There’s also a lot that I dislike about the company and its practices. At the same time, I’m glad that they’ve started working with researchers and started publishing their findings. I think we need more transparency in the algorithmic work done by these kinds of systems and their willingness to publish has been one of the few ways we’ve gleaned insight into what’s going on. Of course, I also suspect the angry reaction from this study will prompt them to clamp down on allowing researchers to be remotely public. My gut says they will naively respond to this situation as though the practice of research is what makes them vulnerable rather than their practices as a company as a whole. Beyond what this means for researchers, I’m concerned about what increased silence will mean for a public who has no clue of what’s being done with their data, who will think that no new report of terrible misdeeds means Facebook has stopped manipulating data.

Information companies aren’t the same as pharmaceuticals. They don’t need to do clinical trials before they put a product on the market. They can psychologically manipulate their users all they want without being remotely public about exactly what they’re doing. And as the public, we can only guess what the black box is doing.

There’s a lot that needs reform here. We need to figure out how to have a meaningful conversation about corporate ethics, regardless of whether it’s couched as research or not. But it’s not so simple as saying that a lack of a corporate IRB or a lack of an “informed consent” gold standard means a practice is unethical. Almost all manipulations that take place by these companies occur without either one of these. And they go unchecked because they aren’t published or public.

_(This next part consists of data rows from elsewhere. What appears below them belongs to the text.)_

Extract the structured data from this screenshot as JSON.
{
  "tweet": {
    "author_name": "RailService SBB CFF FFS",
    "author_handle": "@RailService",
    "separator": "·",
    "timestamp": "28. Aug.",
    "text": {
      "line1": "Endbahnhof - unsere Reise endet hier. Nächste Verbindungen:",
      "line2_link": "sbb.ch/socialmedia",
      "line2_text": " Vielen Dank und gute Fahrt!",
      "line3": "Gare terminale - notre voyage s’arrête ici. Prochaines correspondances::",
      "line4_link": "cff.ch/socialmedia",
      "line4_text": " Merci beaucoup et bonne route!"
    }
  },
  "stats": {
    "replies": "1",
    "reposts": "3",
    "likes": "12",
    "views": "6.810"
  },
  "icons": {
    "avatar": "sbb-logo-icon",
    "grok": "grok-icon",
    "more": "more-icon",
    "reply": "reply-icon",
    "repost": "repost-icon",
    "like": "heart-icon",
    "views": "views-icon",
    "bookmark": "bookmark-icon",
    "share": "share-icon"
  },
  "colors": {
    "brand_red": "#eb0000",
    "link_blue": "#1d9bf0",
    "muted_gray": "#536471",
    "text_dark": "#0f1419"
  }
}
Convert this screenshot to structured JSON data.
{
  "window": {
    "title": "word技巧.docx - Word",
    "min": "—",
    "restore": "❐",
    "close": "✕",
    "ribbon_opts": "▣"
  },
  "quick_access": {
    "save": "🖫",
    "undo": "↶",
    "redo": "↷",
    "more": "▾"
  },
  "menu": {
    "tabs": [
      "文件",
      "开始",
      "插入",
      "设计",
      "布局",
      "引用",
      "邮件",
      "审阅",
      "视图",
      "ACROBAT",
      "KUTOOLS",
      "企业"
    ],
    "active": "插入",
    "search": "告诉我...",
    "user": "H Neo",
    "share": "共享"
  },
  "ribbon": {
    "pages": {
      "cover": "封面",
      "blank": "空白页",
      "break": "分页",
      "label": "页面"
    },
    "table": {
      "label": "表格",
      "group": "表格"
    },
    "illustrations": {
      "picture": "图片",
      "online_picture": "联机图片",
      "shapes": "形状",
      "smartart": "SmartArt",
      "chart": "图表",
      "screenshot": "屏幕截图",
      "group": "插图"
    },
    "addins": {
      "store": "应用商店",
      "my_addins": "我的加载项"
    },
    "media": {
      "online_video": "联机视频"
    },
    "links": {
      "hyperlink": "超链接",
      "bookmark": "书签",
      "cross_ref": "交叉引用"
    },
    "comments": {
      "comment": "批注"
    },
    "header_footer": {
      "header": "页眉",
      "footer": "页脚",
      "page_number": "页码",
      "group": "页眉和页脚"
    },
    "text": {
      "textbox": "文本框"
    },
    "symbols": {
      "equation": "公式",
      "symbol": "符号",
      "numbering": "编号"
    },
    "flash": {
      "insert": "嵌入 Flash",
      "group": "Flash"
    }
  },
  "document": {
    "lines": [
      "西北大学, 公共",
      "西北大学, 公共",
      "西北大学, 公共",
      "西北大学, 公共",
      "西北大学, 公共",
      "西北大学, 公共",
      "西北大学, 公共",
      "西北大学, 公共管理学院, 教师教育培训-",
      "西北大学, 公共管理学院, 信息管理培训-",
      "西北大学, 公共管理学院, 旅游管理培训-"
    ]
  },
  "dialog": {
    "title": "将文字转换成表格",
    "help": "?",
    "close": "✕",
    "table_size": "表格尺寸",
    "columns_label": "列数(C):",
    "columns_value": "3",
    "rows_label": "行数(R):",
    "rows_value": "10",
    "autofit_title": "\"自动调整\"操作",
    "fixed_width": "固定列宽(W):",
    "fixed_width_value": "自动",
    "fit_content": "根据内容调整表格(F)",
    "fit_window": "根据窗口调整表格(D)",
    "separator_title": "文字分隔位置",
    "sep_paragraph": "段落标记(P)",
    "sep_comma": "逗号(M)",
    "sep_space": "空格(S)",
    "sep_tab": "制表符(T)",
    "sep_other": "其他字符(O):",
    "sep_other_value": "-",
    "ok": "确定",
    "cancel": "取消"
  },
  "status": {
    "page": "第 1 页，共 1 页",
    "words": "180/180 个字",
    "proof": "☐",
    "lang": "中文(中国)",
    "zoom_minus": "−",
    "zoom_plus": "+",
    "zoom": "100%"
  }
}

Ethical oversight isn’t easy and I don’t have a quick and dirty solution for how it should be implemented. But I do have a few ideas. For starters, I’d like to see any company that manipulates user data create an ethics board. Not an IRB that approves research studies, but an ethics board that has visibility into all proprietary algorithms that could affect users. For public companies, this could be done through the ethics committee of the Board of Directors. But rather than simply consisting of board members, it should consist of scholars and users. I also think that there needs to be a mechanism for whistleblowing regarding ethics from within companies because I’ve found that many employees of companies like Facebook are quite concerned by certain algorithmic decisions, but feel as though there’s no path to responsibly report concerns without going fully public. This wouldn’t solve all of the problems, nor am I convinced that most companies would do so voluntarily, but it is certainly something to consider. More than anything, I want to see users have the ability to meaningfully influence what’s being done with their data and I’d love to see a way for their voices to be represented in these processes.

I’m glad this study has prompted an intense debate among scholars and the public, but I fear it’s turned into a simplistic attack on Facebook over this particular study, rather than a nuanced debate over how we create meaningful ethical oversight in research and practice. The lines between research and practice are always blurred and information companies like Facebook make this increasingly salient. No one benefits by drawing lines in the sand. We need to address the problem more holistically. And, in the meantime, we need to hold companies accountable for how they manipulate people across the board, regardless of whether or not it’s couched as research. If we focus too much on this study, we’ll lose track of the broader issues at stake.